The Niagara Nyanyas are excited to once again offer their spring luncheon, which was an annual fundraising tradition until pandemic restrictions cancelled it for two years.
They will welcome two new representatives from the Stephen Lewis Foundation as their guest speakers, who will talk about how the foundation works with their partners in Sub-Saharan Africa, and share stories of the triumph and resilience of grandmothers and communities in the face of the AIDS pandemic and the COVID pandemic.
Terry Mactaggart, one of the founders of the Nyanyas (Swahili for grandmother), says COVID, and the lack of events and fundraisers, have made their efforts to keep up awareness of their grandmother campaign a challenge.
The Stephen Lewis Foundation launched the Grandmothers to Grandmothers Campaign in 2006, in response to the crisis faced by grandmothers in Africa as they struggled to raise their grandchildren orphaned by AIDS. There are now more than 240 groups supporting African grandmothers.
For the last two years and more, Africa has been fighting two pandemics, AIDS and COVID, Mactaggart says.
“That’s the horror of it all.
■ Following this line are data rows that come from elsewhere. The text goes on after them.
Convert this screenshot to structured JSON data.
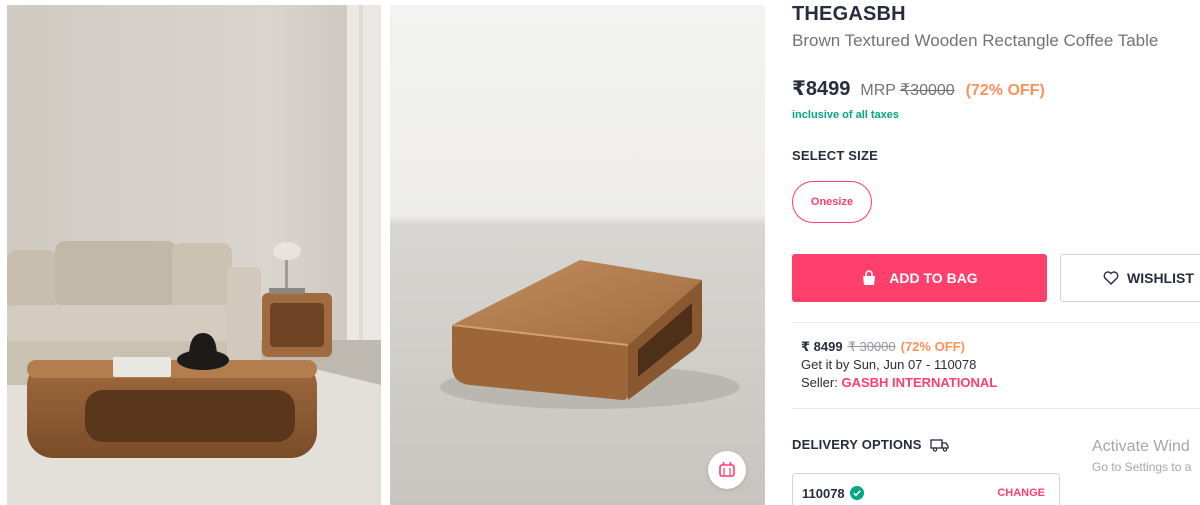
{
  "product": {
    "brand": "THEGASBH",
    "title": "Brown Textured Wooden Rectangle Coffee Table"
  },
  "pricing": {
    "price": "₹8499",
    "mrp_label": "MRP",
    "mrp": "₹30000",
    "discount": "(72% OFF)",
    "taxes_note": "inclusive of all taxes"
  },
  "size": {
    "heading": "SELECT SIZE",
    "options": [
      "Onesize"
    ],
    "selected": "Onesize"
  },
  "actions": {
    "add_to_bag": "ADD TO BAG",
    "wishlist": "WISHLIST"
  },
  "offer": {
    "price": "₹ 8499",
    "mrp": "₹ 30000",
    "discount": "(72% OFF)",
    "delivery_eta": "Get it by Sun, Jun 07 - 110078",
    "seller_label": "Seller:",
    "seller_name": "GASBH INTERNATIONAL"
  },
  "delivery": {
    "heading": "DELIVERY OPTIONS",
    "pincode": "110078",
    "change_label": "CHANGE"
  },
  "watermark": {
    "line1": "Activate Wind",
    "line2": "Go to Settings to a"
  },
  "colors": {
    "accent": "#ff3f6c",
    "discount": "#ff905a",
    "success": "#03a685",
    "text": "#282c3f",
    "muted": "#737373"
  },
  "icons": {
    "bag": "bag-icon",
    "heart": "heart-icon",
    "truck": "truck-icon",
    "verified": "check-circle-icon",
    "similar": "view-similar-icon"
  }
}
They were really impacted by COVID. But they have such resilience,” she says.
Ruth-Anne Seburn, the development officer with the Grandmothers to Grandmothers Campaign, has worked for several non-profits in Canada, Sri Lanka and New York City.
Alanna Wallace is the deputy director of philanthropic partnerships at the foundation, overseeing the organization’s corporate partnership program and community campaigns, including the Grandmothers to Grandmothers campaign. Wallace and Seburn will speak to those at the Nyanyas luncheon, at the Old Winery Restaurant Friday, June 3, at 12:30 p.m.
“It feels like coming home,” says Mactaggart — the last couple of very successful luncheons were also held at the Old Winery.
The Grandmothers groups are also carrying on with a national effort that staged a virtual concert across Canada during COVID, raising more than $150,000.
“That was quite amazing,” Mactaggart said. “There were a lot of grandmothers who worked on that and wanted to stay together, and to work on another project.”
They are looking at a project on diversity, inclusivity, recruitment and retention, to build up groups that have lost members during the pandemic, some of which folded.
“We all really want to get some new people back.”
Many of the grandmothers have died, or are not continuing, she said.
In Africa, grandmothers have also died, and Mactaggart says many of the grandchildren, now adults, are starting their own women’s movement.
Tickets for the June luncheon are available by email at: [email protected]
All tickets must be purchased in advance.